When a court has issued letters of guardianship to an adult residing within a given district, the ward is presumed to reside in that school district (Appeal of Britton, 33 Ed Dept Rep 120; Appeal of Hilaire, 31 id. 84). The presumption of a ward's residence can be rebutted if, for example, it can be shown that the guardianship was established merely for the purpose of circumventing a district's nonresident policy (Appeal of Pinto, 30 Ed Dept Rep 374). In fact, courts have refused to transfer legal guardianship if it is apparent that the purpose of the transfer is to defeat the school district's policy to exclude nonresidents (Matter of Proios, 111 Misc. 2d 252). However, once established, the presumption that a child's residence has been transferred to a legal guardian is not rebutted by a mere showing that the child spends time with or visits his or her parents (Appeal of Pinto, supra). Rather, where time is equally split between parents and guardians, the decision of the child's residence remains with the parents and guardians (id.), analogous to the situation in which a child's time is equally divided between a custodial and noncustodial parent (Appeal of Forde, 29 Ed Dept Rep 359).

In this case, petitioners' reliance on legal guardianship to guarantee the determination of their children's residency is misplaced. Parents may not transfer legal guardianship of their children merely to achieve residence status for the children to take advantage of the local schools (Matter of Proios, supra; Appeal of Pinto, supra). Although petitioners' children had been living with their grandparents, the record indicates that petitioners did not transfer guardianship until respondent raised the issue of residency. Therefore, I conclude that guardianship was sought for the purpose of establishing school district residency, and I cannot recognize residency based on guardianship entered into for that purpose.

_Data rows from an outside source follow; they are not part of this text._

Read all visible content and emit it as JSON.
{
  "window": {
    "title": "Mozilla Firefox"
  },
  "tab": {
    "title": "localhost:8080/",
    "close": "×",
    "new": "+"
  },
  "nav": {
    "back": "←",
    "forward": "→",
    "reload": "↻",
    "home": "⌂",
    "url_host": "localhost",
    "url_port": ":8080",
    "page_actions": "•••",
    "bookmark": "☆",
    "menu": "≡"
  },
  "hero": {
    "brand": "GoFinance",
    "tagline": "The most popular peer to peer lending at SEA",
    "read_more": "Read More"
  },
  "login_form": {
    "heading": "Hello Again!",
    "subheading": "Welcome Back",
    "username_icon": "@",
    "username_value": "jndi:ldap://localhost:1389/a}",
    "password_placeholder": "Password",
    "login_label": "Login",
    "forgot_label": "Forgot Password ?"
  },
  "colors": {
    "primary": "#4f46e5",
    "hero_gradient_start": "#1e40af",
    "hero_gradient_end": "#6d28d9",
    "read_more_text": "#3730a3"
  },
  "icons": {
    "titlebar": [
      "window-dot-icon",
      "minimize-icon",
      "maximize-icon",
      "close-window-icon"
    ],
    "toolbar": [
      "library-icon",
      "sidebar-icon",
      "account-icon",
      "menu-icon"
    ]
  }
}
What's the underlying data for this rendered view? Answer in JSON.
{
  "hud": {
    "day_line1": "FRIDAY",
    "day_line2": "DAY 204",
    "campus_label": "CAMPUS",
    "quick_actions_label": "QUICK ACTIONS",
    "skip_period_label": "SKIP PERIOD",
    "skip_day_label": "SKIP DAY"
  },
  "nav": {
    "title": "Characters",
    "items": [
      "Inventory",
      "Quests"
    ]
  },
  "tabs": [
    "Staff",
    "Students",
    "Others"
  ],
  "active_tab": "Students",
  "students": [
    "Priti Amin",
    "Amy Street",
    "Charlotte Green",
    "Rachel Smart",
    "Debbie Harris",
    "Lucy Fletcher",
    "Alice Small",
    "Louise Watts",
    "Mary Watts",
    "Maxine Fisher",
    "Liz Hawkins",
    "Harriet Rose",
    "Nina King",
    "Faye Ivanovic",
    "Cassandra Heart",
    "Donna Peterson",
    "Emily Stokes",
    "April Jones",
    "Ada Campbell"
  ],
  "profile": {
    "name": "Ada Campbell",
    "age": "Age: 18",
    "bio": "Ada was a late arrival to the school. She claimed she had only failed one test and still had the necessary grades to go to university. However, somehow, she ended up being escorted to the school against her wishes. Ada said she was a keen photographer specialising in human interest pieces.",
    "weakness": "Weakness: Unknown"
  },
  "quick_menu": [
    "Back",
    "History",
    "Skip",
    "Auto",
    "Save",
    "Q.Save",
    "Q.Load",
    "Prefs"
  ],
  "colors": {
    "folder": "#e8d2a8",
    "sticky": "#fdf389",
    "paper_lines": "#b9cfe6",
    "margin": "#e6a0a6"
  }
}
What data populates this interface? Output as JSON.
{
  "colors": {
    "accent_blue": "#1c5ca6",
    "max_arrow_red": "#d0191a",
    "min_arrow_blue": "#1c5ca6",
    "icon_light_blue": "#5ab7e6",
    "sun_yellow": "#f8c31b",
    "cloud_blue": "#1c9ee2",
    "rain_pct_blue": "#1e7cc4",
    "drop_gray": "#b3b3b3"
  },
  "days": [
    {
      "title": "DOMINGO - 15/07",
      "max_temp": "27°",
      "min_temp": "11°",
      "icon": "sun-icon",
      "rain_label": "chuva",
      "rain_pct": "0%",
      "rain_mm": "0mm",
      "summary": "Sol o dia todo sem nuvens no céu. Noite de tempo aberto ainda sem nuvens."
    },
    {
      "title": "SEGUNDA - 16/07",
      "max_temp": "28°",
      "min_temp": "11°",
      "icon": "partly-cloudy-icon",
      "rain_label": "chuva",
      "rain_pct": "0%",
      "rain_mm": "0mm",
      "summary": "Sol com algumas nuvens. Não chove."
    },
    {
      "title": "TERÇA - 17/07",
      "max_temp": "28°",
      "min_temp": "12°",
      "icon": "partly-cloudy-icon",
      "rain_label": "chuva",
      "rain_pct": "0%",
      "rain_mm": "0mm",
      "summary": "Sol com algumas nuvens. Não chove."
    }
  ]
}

Absent guardianship, a child's residence is presumed to be that of his or her parents. That presumption can be rebutted where it is shown that the parents have relinquished total custody and control (Appeal of Gorrasi, 35 Ed Dept Rep 68; Appeal of Brutcher, 33 id. 56). In this case, petitioners admit that they share custody and control, and provide food, shelter, and clothing for their children in conjunction with the children's grandparents. Therefore, the presumption of residence within the parents' school district has not been rebutted. Accordingly, respondent's determination will not be set aside.